I grew up with two younger sisters who probably owned five million dolls between the two of them. They had plenty of mass-market stuff like Barbies and Cabbage Patch Kids, but also a few “lifelike” porcelain dolls. I wouldn’t say that these dolls “scared” me, but there always was something more mysterious and unsettling about them, with their stiff, white bodies and old-timey dresses.
From Child’s Play to Annabelle to the Twilight Zone episode “Living Doll,” dolls have been mined for their horror potential for a long time. What is it about dolls that makes them so freaky? Author Ania Ahlborn has some thoughts. She saw a doll-centric horror movie early on in life that left such a impression on her, she went on to write scary stories of her own.
Ania Ahlborn is the bestselling author of the horror thrillers Brother, Within These Walls, The Bird Eater, The Shuddering, The Neighbors, and Seed, and the novellas The Pretty Ones and I Call Upon Thee. Her most recent book is 2017’s The Devil Crept In.
(Interview conducted by John Brhel)
CEMETERY DANCE: What is your “first fright”?
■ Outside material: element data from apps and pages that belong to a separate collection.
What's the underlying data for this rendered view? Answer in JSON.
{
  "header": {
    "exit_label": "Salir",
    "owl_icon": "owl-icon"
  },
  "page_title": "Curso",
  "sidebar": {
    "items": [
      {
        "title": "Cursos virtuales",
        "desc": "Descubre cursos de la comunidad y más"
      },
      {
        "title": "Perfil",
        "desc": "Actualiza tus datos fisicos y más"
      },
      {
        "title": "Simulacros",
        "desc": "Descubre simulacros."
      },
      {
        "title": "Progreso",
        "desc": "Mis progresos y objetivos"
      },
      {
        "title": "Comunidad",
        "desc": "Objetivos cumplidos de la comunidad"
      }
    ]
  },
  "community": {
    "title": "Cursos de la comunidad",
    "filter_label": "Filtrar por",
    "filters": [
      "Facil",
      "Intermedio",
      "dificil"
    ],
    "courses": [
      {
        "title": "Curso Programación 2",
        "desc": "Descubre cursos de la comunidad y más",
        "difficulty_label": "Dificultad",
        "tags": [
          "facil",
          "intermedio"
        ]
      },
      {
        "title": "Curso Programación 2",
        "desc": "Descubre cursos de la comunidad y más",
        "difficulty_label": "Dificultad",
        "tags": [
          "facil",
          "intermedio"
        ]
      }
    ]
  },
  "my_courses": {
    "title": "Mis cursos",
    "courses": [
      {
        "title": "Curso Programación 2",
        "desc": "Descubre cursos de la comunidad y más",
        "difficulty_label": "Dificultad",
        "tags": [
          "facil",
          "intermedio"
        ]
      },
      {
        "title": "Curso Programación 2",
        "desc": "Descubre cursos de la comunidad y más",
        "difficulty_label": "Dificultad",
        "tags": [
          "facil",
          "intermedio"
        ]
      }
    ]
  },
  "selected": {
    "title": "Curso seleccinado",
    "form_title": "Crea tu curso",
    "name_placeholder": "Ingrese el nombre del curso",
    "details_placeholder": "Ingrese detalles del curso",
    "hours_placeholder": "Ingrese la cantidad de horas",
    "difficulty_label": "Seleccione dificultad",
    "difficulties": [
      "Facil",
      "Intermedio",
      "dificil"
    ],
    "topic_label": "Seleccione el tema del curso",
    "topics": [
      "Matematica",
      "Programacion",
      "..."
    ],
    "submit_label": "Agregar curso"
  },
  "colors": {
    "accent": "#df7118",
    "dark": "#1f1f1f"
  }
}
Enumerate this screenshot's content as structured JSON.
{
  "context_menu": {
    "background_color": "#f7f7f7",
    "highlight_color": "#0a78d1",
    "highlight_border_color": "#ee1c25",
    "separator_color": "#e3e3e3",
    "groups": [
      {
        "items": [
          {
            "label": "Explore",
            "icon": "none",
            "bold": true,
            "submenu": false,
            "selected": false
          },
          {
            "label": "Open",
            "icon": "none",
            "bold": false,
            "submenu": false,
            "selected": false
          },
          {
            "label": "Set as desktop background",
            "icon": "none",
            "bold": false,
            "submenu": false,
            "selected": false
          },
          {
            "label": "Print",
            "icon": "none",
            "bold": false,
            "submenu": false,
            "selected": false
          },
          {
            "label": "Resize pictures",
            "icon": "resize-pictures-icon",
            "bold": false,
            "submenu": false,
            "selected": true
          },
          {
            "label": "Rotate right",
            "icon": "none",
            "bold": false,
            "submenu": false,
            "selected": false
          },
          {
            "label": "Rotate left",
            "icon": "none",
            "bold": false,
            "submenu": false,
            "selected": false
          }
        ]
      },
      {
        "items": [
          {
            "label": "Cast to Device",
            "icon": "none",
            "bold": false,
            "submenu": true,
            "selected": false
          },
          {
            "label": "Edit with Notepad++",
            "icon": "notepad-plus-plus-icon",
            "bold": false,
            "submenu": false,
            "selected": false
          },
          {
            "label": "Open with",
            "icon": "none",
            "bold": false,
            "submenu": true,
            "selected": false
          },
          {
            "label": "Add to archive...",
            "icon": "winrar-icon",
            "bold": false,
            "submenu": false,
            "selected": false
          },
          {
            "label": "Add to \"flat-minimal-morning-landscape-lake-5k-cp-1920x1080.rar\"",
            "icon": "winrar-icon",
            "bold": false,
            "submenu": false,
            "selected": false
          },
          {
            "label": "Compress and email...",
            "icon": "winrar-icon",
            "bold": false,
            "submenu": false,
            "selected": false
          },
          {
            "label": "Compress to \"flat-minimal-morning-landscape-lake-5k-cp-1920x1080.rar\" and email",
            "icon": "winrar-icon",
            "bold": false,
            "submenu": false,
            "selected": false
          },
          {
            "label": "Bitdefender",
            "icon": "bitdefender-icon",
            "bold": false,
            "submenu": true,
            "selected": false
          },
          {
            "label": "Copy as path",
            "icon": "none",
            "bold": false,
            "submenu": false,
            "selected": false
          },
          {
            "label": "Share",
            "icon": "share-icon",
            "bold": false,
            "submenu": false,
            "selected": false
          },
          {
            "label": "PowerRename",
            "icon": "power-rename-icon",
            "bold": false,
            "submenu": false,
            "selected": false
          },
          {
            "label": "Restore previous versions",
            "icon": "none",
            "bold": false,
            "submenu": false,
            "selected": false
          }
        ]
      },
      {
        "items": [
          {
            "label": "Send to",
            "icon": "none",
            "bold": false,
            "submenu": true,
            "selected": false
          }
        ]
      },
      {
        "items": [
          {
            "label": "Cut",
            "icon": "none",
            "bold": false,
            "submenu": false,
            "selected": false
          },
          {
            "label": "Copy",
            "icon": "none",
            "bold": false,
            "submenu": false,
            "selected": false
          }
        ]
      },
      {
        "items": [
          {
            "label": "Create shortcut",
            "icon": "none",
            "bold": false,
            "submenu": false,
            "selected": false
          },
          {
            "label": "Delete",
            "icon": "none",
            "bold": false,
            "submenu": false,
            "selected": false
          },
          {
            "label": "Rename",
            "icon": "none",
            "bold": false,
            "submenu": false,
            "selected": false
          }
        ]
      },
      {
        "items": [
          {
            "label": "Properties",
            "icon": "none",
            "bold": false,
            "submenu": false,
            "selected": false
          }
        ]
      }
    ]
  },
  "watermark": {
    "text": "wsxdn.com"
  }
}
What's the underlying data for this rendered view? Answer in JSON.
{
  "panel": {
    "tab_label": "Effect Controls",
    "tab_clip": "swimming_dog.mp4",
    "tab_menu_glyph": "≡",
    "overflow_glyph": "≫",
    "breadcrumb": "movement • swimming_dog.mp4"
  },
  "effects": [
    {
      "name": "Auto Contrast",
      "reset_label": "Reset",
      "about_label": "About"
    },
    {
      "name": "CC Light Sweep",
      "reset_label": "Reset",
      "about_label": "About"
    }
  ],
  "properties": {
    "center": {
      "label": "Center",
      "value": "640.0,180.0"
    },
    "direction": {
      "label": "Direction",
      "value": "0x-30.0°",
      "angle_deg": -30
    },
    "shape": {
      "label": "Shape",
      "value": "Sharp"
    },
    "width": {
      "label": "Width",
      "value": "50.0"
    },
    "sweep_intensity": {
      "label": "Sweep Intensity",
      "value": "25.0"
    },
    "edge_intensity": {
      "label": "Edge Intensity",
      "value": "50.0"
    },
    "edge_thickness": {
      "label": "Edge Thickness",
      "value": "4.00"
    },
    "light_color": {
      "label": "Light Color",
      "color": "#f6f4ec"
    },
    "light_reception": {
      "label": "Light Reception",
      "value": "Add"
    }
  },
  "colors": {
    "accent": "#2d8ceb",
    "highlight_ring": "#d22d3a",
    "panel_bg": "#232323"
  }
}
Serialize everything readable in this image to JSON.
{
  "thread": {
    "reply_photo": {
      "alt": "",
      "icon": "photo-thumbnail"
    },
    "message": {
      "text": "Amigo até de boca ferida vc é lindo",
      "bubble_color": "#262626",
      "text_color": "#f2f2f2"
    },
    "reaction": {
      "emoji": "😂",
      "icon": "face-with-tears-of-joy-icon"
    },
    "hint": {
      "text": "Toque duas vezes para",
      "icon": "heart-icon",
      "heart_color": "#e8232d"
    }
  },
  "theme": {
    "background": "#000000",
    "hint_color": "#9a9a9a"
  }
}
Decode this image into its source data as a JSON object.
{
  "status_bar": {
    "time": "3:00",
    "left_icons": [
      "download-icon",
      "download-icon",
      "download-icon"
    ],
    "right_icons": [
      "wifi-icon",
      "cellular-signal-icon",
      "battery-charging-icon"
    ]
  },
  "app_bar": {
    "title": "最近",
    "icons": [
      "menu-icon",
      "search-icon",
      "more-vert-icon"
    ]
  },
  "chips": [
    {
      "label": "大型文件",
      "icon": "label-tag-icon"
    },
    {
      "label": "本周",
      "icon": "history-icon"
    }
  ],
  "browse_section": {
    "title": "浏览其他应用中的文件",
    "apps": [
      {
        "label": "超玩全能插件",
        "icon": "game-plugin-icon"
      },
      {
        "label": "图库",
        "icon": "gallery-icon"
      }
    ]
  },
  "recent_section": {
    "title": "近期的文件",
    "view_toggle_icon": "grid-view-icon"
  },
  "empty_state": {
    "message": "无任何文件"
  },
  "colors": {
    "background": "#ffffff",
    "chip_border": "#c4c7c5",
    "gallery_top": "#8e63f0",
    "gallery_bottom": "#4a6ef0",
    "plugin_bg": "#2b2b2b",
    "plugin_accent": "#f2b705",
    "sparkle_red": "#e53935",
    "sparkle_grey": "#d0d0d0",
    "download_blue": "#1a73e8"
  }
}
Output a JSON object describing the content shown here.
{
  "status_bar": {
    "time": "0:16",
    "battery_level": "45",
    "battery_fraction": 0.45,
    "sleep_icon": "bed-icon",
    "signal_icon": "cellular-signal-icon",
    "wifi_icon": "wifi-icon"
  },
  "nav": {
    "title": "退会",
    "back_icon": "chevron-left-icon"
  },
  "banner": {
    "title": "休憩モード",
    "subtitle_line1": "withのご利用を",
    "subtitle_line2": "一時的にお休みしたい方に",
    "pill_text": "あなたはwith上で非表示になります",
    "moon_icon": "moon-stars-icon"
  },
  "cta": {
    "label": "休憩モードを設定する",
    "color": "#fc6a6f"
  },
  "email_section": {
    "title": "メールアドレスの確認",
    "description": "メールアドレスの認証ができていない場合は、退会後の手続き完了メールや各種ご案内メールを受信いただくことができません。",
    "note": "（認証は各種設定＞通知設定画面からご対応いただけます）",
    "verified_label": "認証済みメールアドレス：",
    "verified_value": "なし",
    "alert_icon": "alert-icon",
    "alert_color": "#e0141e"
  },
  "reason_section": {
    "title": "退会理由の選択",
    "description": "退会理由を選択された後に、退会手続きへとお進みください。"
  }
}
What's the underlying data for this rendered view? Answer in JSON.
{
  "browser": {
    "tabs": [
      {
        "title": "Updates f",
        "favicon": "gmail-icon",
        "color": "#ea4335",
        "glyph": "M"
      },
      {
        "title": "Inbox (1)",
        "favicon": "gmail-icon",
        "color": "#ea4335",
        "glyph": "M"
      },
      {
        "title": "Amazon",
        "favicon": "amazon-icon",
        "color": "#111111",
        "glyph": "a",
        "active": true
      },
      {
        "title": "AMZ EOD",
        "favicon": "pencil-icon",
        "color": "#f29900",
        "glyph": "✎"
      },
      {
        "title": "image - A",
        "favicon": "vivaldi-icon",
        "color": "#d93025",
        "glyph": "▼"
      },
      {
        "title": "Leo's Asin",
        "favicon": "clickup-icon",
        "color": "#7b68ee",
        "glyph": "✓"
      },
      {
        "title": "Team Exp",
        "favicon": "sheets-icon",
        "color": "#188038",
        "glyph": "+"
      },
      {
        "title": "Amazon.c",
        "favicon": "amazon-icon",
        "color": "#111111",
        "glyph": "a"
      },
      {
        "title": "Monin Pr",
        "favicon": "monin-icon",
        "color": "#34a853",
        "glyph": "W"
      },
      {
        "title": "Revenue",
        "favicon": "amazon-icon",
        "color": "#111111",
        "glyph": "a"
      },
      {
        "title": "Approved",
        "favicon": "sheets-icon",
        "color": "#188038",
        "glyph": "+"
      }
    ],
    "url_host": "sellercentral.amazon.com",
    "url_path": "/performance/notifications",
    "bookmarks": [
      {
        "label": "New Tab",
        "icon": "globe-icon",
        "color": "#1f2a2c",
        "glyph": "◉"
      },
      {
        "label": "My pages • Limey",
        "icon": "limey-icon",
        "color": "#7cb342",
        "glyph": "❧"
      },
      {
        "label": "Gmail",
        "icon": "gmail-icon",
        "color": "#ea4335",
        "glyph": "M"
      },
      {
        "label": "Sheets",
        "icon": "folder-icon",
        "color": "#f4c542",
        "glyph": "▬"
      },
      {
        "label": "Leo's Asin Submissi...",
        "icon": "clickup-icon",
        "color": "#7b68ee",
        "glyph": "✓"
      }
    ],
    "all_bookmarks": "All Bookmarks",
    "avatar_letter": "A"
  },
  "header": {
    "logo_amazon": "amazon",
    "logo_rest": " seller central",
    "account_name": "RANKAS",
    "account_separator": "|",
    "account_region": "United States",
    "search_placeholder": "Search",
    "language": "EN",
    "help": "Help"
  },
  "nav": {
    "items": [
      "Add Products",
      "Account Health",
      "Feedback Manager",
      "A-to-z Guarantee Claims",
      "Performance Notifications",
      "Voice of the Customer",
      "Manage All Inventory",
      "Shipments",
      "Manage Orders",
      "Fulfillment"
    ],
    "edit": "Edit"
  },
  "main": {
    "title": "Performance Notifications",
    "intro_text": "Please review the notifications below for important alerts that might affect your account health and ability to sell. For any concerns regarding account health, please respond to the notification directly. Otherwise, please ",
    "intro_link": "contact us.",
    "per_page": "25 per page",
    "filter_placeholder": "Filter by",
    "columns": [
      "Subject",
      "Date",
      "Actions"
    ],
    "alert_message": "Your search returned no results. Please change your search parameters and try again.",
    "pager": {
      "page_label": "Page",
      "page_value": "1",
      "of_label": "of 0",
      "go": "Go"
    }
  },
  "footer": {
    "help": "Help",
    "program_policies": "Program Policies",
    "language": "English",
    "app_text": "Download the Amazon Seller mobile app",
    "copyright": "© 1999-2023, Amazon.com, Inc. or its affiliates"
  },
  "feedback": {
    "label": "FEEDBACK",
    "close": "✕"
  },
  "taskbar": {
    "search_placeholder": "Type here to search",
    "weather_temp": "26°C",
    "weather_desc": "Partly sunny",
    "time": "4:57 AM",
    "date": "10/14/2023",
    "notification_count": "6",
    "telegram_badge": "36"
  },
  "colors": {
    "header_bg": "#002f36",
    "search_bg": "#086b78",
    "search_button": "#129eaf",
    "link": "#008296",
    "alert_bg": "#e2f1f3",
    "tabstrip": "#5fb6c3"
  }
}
ANIA AHLBORN: I’m going to have to say it was horror movies that played on late-80’s cable TV. They’d play movies like Troll and Dolls all summer long, smack in the middle of the day. My cousin and I would watch every scary movie that would run and, of course, be totally freaked out to go to sleep later. It was truly classic kid summer vacation stuff.
That’s awesome. Do you think we could focus on one of those movies? Either Troll or Dolls?
Dolls impacted me a heck of a lot more, so that one would probably be best. It terrified me.
Oh no! Can you tell me a bit about the plot? What do you remember about it?
A group of hapless motorists end up stranded at a creepy mansion full of dolls that come to life. Terror ensues.
Wow. That is mega creepy-sounding. Why does this movie stick out for you?
I was an eight-year-old girl. There’s nothing scarier than the concept of an evil doll. Child’s Play was another one that did a number on me, but the fact that Dolls focused on the types of of toys I actually owned (rather than a Good Guy Chucky doll, which didn’t actually exist) made it way more terrifying. There were quite a few porcelain dolls in that film, and I had a few. After watching that movie, those dolls were relegated to the furthest corner of my closet.
If the movie was so creepy, what made it appealing to you?
The fact that it was creepy. I’ve always been attracted to “the strange and unusual,” even as a kid. It didn’t matter whether or not it made me uncomfortable. I was drawn to that stuff anyway, and still am. Horror is in my blood.
Have you seen the movie lately? Do you think it still holds up as being scary?
I haven’t, but I’m sure if I caught it, I’d think it ridiculous. It’s amazing how our perceptions change as we grow older. The things we find terrifying as children are just plain silly to us as adults.
Why do you think evil dolls are particularly scary?
It’s all about the uncanny valley. The more lifelike a doll looks, the creepier it is. Chucky never struck me as particularly lifelike. He looks like a toy. But when you get into porcelain dolls, the whole point with those things is that they look like tiny people. Put a tiny knife in their tiny hand, and you’ve got the perfect recipe for horror.
Have you touched on creepy dolls in your own writing?
I have. In the novella I Call Upon Thee, I delved into a couple of tropes that bothered me as a kid: dolls and ouija boards. Trust me when I tell you, when it comes to childhood and horror, those two are NOT a good combo if you’re wanting to ever sleep again.
Are you still freaked out by dolls at all? Do you have any in your home?
I want to say no, but your follow-up question makes me chuckle. Because no, I don’t have any dolls in my house. So, why would that be if I’m really NOT still freaked out, right? I think you may have struck on something, here.
I’m glad that I might have diagnosed a serious phobia for you. Do you have anything else you’d like to add about Dolls?
Don’t trust ’em.